M.S. in Kinesiology with an emphasis in Sports Physiology

The M.S. in Kinesiology with and emphasis in Sports Physiology is designed to provide students with the scientific background and technical skills necessary to evaluate performance-related characteristics of both team and individual athletes, and design sport-specific strength and conditioning programs to optimize athletic performance in high school, collegiate and professional athletic settings.  Admission to this graduate program is highly competitive, and the number of students admitted in each cohort is kept purposely small – generally no more than 10 each year - to provide the best possible experience and training for each. 

Admission decisions are based on:

  1. Undergraduate transcript grade point average (GPA) with particular attention paid to the GPA in science and kinesiology course work;
  2. GRE scores, typically a minimum of 300 for verbal and  quantitative combined;
  3. Quality professional recommendations from those who can speak to your character, work ethic, work experience, and academic accomplishments;
  4. Successful work experience in the field of strength and conditioning or a closely related field as documented by a personal resume; and
  5. Clearly written goals and objectives which demonstrate a well-articulated focus and dedication to the profession.

Applicant materials for Sports Physiology are reviewed, and admission decisions made, by the Kinesiology Master of Science Program Admissions Committee. The prospective applicant must pay particular attention to the application deadlines to be considered for admission any one semester.  Late applications are not typically considered by the committee until the next formal admission cycle. 

PLEASE NOTE:  All sports physiology students admitted will be permitted to begin formal course work in this graduate degree option as a cohort starting ONLY in the fall semester. If you are required as a condition of admission to take undergraduate leveling course work, you may choose to do this before the fall semester (e.g., spring or summer terms), but you will not be permitted to begin formal graduate course work in Sports Physiology until the fall semester after you have been admitted. 

Embedded in the curriculum are one or two semesters of Practicum course work, which is completed for graduate course credit under the supervision of Coach Raychelle Ellsworth (rellsworth@athletics.tamu.edu), one of our Sport Performance coaches in the Department of Athletics. In these practicum courses, students receive hands-on “practical” training working under the supervision of coaches with athletes in various Texas A&M University men’s and women’s sports. 

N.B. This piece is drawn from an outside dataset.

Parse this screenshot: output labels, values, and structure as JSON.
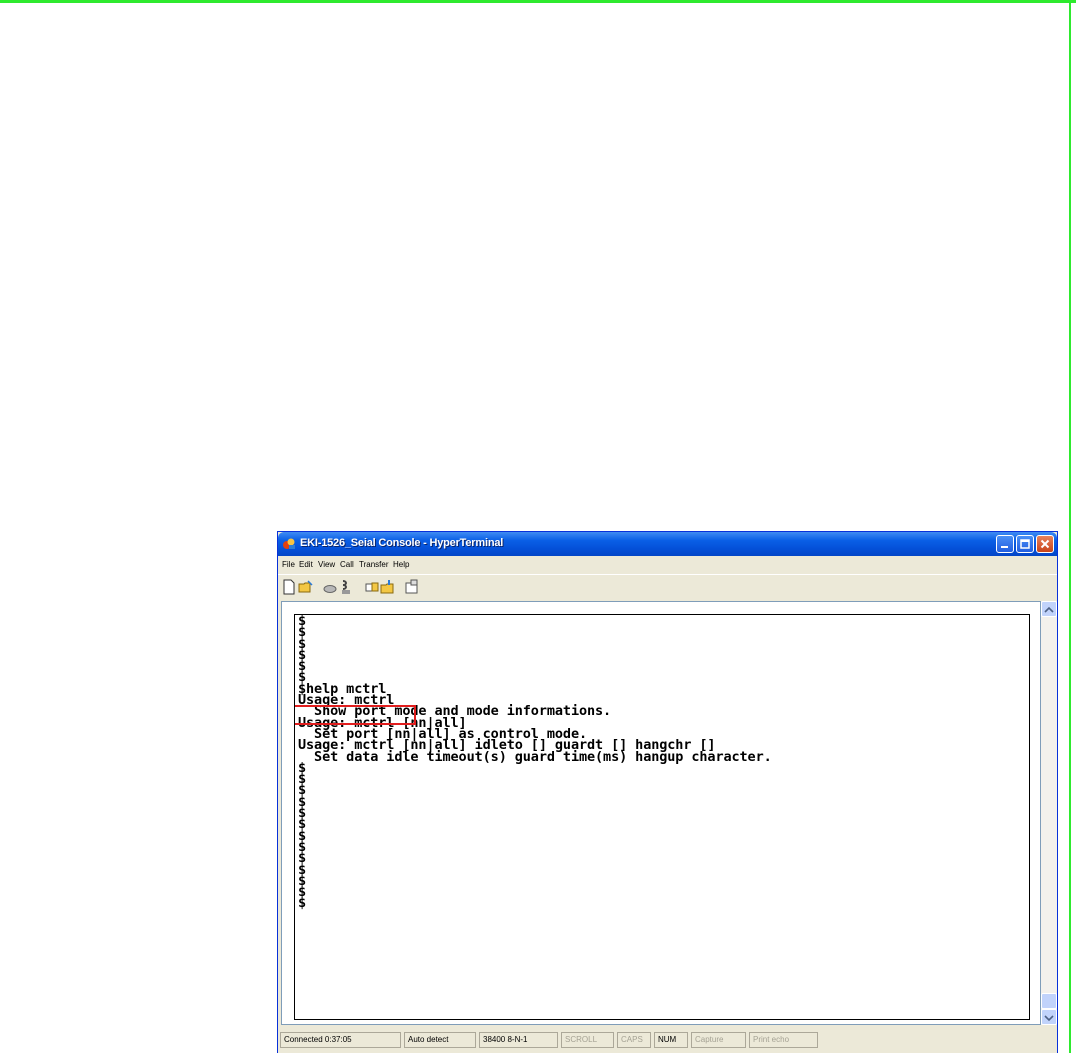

Important note: These practicum courses require an application process and permission to enroll conditioned upon acceptance by the Sports Performance staff of the athletic department. The process of acceptance may require a personal interview and documented experience in sport performance/strength and conditioning in a high school, collegiate, or professional sports program. Documented evidence of athletic competition at the collegiate or professional level may also suffice as experience. These Practicum procedures are under the domain of the Sports Performance staff in the Department of Athletics. A capstone internship experience with Texas A&M athletics or another sports performance setting – collegiate, professional, or private, either in Texas or out-of-state - may also be chosen for course credit. Either non-thesis or thesis degree options may be chosen. Students typically take about two years to complete the program and graduate.

The curriculum also may prepare students for National Strength and Conditioning Association (NSCA), Collegiate Strength and Conditioning Coaches Association (CSCCa), and American College of Sports Medicine (ACSM) certifications.


We will only review COMPLETE applications. A COMPLETE application includes:

  • Apply Texas application
  • Transcripts from all institutions of higher education that you have attended
  • Three letters of recommendation (at least one must be from a prior professor who can attest to your academic abilities)
  • Statement of Purpose
  • Your current resume